Page 372 - Canada, acceding to this confederation, and joining in the measures of the United States, shall be admitted into, and entitled to all the advantages of this Union.

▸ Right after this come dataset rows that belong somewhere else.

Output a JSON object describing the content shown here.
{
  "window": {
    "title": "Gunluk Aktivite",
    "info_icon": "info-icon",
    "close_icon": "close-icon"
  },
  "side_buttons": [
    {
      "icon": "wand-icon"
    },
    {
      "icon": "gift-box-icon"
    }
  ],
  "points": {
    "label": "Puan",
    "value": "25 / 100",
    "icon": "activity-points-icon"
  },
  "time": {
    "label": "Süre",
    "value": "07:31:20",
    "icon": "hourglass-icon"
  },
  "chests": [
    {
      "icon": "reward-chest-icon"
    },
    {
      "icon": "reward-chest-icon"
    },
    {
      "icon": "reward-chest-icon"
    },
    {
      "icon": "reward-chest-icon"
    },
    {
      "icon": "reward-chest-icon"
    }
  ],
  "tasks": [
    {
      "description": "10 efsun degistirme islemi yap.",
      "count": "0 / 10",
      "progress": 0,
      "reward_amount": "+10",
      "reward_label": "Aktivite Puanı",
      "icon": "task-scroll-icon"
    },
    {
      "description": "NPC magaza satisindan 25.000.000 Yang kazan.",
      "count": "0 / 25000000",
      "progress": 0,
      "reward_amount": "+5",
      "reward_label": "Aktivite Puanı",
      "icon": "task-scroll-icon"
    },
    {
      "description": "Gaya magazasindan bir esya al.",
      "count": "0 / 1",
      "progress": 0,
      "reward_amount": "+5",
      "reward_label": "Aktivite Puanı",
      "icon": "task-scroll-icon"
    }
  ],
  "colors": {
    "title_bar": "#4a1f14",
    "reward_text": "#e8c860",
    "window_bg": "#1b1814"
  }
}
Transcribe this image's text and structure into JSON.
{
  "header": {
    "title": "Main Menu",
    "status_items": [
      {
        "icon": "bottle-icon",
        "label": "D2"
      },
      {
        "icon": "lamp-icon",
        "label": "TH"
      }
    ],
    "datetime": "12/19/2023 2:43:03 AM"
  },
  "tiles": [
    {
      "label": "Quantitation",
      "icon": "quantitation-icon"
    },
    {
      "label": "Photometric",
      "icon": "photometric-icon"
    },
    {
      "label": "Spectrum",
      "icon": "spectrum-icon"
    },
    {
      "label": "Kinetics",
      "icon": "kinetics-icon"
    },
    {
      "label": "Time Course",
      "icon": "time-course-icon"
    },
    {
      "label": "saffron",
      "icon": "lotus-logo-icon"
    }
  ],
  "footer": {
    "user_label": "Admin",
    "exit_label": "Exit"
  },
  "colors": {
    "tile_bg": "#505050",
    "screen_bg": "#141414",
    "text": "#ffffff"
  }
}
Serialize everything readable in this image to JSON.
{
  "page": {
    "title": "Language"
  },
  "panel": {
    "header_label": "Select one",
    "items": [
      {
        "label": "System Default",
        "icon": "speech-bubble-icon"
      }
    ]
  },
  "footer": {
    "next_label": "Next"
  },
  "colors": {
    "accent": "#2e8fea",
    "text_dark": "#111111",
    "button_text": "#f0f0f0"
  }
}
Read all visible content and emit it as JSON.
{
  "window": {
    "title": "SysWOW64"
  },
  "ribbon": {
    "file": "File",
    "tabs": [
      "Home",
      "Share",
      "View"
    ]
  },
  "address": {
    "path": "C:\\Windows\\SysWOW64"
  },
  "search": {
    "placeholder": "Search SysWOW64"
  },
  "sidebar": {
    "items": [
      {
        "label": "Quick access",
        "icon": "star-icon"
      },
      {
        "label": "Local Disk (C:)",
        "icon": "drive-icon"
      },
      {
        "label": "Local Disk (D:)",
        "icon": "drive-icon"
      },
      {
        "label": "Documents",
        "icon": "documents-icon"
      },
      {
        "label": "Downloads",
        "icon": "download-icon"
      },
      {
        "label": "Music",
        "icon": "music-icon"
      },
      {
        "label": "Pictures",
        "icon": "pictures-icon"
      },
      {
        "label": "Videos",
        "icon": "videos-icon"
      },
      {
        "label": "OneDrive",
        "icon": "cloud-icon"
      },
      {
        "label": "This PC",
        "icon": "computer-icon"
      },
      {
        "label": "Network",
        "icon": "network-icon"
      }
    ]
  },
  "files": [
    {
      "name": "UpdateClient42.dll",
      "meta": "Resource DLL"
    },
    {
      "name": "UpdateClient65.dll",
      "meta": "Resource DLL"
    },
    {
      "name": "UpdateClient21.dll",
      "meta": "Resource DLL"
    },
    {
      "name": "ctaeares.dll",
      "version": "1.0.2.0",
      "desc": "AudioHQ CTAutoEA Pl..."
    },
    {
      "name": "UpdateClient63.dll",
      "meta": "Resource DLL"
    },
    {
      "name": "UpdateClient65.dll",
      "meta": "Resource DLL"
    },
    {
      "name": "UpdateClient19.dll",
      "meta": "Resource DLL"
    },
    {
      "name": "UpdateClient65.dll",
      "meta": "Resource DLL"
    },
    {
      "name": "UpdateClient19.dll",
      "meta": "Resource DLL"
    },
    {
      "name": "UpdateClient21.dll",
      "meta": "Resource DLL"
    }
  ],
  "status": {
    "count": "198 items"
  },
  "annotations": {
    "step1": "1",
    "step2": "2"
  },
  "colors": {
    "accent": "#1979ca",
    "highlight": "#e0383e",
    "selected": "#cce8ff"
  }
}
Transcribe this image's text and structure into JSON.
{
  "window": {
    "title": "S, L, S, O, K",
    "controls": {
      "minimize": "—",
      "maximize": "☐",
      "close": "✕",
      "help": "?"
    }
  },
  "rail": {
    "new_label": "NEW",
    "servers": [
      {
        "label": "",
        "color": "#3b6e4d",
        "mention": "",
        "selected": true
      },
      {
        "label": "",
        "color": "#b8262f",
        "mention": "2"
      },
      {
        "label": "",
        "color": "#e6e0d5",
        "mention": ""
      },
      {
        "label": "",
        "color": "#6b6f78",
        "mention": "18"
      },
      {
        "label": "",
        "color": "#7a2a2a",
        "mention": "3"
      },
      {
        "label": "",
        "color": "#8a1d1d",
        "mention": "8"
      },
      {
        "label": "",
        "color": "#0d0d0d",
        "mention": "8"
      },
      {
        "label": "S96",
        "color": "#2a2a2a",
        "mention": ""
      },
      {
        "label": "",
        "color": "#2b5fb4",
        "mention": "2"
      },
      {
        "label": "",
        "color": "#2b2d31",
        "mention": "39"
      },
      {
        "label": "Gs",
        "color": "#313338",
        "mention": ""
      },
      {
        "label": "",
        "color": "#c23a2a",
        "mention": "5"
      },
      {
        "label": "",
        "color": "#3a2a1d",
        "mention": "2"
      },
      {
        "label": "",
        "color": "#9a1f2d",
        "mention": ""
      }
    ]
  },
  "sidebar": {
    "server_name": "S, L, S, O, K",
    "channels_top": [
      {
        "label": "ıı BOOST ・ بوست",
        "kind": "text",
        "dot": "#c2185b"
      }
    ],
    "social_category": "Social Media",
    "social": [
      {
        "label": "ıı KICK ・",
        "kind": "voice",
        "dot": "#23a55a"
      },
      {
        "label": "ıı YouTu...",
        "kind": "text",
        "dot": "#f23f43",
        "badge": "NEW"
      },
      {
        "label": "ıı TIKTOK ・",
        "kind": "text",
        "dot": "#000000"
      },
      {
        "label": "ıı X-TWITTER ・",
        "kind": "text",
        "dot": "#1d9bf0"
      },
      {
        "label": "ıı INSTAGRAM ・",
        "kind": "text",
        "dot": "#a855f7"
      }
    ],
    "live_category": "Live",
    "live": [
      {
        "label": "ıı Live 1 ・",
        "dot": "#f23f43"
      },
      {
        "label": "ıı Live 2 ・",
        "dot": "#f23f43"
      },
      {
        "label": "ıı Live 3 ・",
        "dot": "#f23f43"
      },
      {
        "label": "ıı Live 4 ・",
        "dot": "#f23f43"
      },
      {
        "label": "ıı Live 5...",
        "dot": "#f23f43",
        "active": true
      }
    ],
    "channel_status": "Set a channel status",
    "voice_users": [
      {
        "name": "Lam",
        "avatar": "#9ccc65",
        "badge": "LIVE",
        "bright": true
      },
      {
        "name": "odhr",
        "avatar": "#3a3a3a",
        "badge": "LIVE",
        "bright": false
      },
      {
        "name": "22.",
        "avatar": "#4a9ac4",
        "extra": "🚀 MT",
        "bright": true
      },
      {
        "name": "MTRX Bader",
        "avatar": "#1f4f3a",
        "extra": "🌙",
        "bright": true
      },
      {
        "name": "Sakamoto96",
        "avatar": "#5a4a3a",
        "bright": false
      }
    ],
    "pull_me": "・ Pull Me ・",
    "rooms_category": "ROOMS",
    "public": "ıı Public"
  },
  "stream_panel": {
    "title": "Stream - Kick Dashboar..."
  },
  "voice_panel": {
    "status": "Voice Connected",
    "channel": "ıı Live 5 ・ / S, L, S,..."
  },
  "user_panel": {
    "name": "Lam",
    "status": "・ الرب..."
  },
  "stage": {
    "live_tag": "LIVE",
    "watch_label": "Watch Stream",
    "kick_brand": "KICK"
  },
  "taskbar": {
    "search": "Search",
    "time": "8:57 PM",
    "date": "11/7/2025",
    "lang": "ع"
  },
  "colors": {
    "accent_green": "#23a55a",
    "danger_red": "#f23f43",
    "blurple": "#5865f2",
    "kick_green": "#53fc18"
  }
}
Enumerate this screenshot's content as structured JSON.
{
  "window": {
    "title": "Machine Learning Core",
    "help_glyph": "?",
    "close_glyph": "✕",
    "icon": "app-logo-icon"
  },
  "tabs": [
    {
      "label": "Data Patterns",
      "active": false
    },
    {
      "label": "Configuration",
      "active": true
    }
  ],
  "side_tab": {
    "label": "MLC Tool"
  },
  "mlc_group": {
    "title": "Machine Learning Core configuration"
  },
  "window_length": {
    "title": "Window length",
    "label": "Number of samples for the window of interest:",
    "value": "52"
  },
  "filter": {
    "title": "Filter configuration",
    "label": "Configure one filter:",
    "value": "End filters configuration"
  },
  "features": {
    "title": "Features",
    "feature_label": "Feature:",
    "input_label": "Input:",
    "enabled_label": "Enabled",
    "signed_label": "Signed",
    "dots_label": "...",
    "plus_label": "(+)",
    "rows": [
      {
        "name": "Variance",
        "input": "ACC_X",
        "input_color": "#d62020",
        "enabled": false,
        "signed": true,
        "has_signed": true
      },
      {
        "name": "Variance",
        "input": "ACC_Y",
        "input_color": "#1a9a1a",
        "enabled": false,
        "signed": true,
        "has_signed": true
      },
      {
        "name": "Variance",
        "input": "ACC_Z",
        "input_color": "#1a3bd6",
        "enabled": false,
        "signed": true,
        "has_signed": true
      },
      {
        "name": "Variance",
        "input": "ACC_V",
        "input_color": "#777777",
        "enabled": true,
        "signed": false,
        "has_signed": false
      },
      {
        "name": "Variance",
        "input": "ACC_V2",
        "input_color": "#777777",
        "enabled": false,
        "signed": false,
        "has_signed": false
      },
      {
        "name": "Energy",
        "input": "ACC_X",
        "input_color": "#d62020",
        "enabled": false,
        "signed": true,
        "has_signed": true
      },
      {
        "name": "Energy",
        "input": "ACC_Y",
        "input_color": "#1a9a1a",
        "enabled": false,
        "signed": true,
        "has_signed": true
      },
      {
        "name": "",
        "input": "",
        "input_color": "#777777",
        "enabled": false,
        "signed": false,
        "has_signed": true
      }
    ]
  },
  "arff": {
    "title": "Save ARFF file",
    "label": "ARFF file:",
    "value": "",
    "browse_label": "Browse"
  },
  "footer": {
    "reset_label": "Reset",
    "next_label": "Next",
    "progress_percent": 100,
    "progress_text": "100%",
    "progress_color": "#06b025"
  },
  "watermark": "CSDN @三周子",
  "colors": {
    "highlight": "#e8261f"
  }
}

But no other colony shall be admitted into the same, unless such admission be agreed to by nine states.
Page 300 - That the raising or keeping a standing army within the kingdom in time of peace, unless it be with consent of parliament, is against law.
Page 45 - The lot is cast into the lap; but the whole disposing thereof is of the LORD.
Page 162 - That it is inseparably essential to the freedom of a people, and the undoubted right of Englishmen, that no taxes be imposed on them but with their own consent, given personally or by their representatives.
Page 421 - Territory shall be subject to pay a part of the Federal debts, contracted or to be contracted, and a proportional part of the expenses of government, to be apportioned on them by Congress, according to the same common rule and measure by which apportionments thereof shall be made on the other States...
Page 554 - That the Constitution, and all Laws of the United States which are not locally inapplicable, shall have the same force and effect within the said Territory of Nebraska as elsewhere within the United States...
Page 285 - That our ancestors, who first settled these colonies, were at the time of their emigration from the mother country, entitled to all the rights, liberties, and immunities of free and naturalborn subjects, within the realm of England.
Page 551 - They are legislative Courts, created in virtue of the general right of sovereignty which exists in the government, or in virtue of that clause which enables Congress to make all needful rules and regulations respecting the territory belonging to the United States.
Page 312 - ... peace to be hunted through the labyrinth of intricate and endless negotiations; not peace to arise out of universal discord, fomented from principle, in all parts of the empire; not peace to depend on the juridical determination of perplexing questions, or the precise marking the shadowy boundaries of a complex government. It is simple peace; sought in its natural course, and in its ordinary haunts. It is peace sought in the spirit of peace; and laid in principles purely pacific.